Tag: Matt Carle

Slater Koekkoek; Dion Phaneuf

Looking to make the leap: Slater Koekkoek


Depending upon how you define “making the leap,” plenty of Tampa Bay Lightning youngsters could qualify for this post.

That’s part of what makes the group GM Steve Yzerman assembled so scary: there are a ton of quality prime-age players who broke through recently or may break through soon.

Even beyond the very-young Triplets, you have Jonathan Drouin, Nikita Nesterov and Andrei Vasilevskiy expecting bigger things, possibly as soon as 2015-16.

There are plenty of almost-there guys who can make the jump, too, from Adam Erne to Anthony DeAngelo.

Here’s a vote for Slater Koekkoek.

As the 10th pick of the 2012 NHL Draft, the 21-year-old seems like he’s primed for an arrival sooner rather than later.

He got his feet wet at the NHL level, playing in three games with the Bolts in 2014-15. While his AHL numbers won’t blow you away, the Lightning have every reason to give Koekkoek a chance to prove himself, as the likes of Nesterov, Andrej Sustr and even Matt Carle seemed to move in and out of Jon Cooper’s doghouse during the playoffs.

Speaking of Carle, he seemed impressed with the young blueliner’s skill when he debuted in April, as the Tampa Tribune reports.

“He skates really well, skated with the puck a lot and created a couple of chances on his own,” Carle said. “He was jumping up in plays. But I don’t think I played well enough to help him out. I kind of hung him out to dry on a couple of odd-man rushes. But he’s a talented kid who can skate well.”

Adding more mobility to a defense corps that includes Victor Hedman? That could leave Lightning fans leaping for joy.

Here’s what the Lightning will say about Bishop


If you’re expecting a lot of details about Ben Bishop’s condition, you’re out of luck.

Tampa Bay Lightning assistant Rick Bowness spoke for head coach Jon Cooper on Thursday, and his update on Bishop maintains the stats quo: he’s day-to-day with an unspecified issue.

There are some interesting details regarding the 28-year-old’s thought process before and during Game 4 of the 2015 Stanley Cup Final, however.

For one thing, it sounds like Bishop decided not to play last night:

That doesn’t mean that it was a comfortable experience for the towering netminder, however:

The Lightning have generally downplayed the differences between Bishop and Andrei Vasilevskiy, but Matt Carle pointed to two big considerations: puckhandling and communication.

Despite losing Game 4, the young goalie looked pretty sharp against the Chicago Blackhawks, and likely has a decent amount of confidence from his coaches and teammates. That could benefit him well in Game 5 … assuming he’s playing.

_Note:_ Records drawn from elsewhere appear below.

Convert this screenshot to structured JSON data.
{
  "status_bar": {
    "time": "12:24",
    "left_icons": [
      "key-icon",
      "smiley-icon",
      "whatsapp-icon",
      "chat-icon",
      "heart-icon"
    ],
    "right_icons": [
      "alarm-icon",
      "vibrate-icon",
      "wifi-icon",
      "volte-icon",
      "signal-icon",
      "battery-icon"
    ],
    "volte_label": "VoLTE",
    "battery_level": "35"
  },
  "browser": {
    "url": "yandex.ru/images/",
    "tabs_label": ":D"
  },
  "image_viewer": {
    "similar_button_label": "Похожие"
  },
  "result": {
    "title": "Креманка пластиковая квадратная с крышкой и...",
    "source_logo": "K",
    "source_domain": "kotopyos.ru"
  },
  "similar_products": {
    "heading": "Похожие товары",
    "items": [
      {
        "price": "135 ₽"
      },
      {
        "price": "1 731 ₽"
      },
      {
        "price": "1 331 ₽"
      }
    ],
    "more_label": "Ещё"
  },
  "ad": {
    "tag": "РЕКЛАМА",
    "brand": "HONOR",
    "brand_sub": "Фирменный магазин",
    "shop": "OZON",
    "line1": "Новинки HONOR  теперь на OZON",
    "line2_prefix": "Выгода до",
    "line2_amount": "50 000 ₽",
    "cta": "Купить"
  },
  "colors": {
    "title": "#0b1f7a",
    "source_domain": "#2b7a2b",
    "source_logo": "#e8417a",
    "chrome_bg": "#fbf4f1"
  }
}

Chances are, we won’t know until moments before the puck drops on Saturday, but perhaps the latest Cooper swerve will involve actual transparency?

Bolts brush off talk of ‘must-win’ Game 2

TAMPA, FL - JUNE 4: Steven Stamkos #91 of the Tampa Bay Lightning speaks during a media availability at the 2015 NHL Stanley Cup Final at Amalie Arena on June 4, 2015 in Tampa, Florida.  (Photo by Scott Audette/NHLI via Getty Images)

TAMPA — The Lightning aren’t biting.

One day after a disappointing loss in the Stanley Cup Final opener, Tampa Bay faced the big question — after blowing a third-period lead and relinquishing home-ice advantage to Chicago, is Saturday’s Game 2 a must-win?

The answer, unequivocally:


“There’s no real must-win until you lose three games of a series,” captain Steve Stamkos said. “We’re confident in our ability to bounce back after a loss.”

The Lightning should be confident, given their experience in that department. The club lost its first game of these playoffs — Game 1 of the Detroit series — then bounced back with a 5-1 blowout win in Game 2. In the Eastern Conference Final against the Rangers, the Bolts dropped the opener, then rebounded with a 6-2 thumping.

Sensing a theme here?

Ryan Callahan, one of the more veteran playoff skaters on the team, further deflected the notion of Saturday being a must-win.

“I don’t think there’s ‘must-win’ unless you’re facing elimination,” he explained. “We put a lot of pressure on ourselves to try and win every playoff game. That’s how you approach the game. You want to win it.”

Tampa’s ace in the hole, so to speak, is their ability to win on the road this spring. It’s a big reason why the players seemed generally unfazed at possibly heading back to Chicago down 0-2 in the series. The Bolts are road warriors — they won two games in Detroit, two games in Montreal and three in New York, including the first-ever Game 7 road victory in MSG history.

“We’re pretty confident in our road game,” defenseman Matt Carle said. “We’ve shown that a lot throughout the playoffs.

“When we’ve needed to have a must-win on the road, we’ve managed to pull it out. So I don’t think it really adds any pressure to tomorrow.”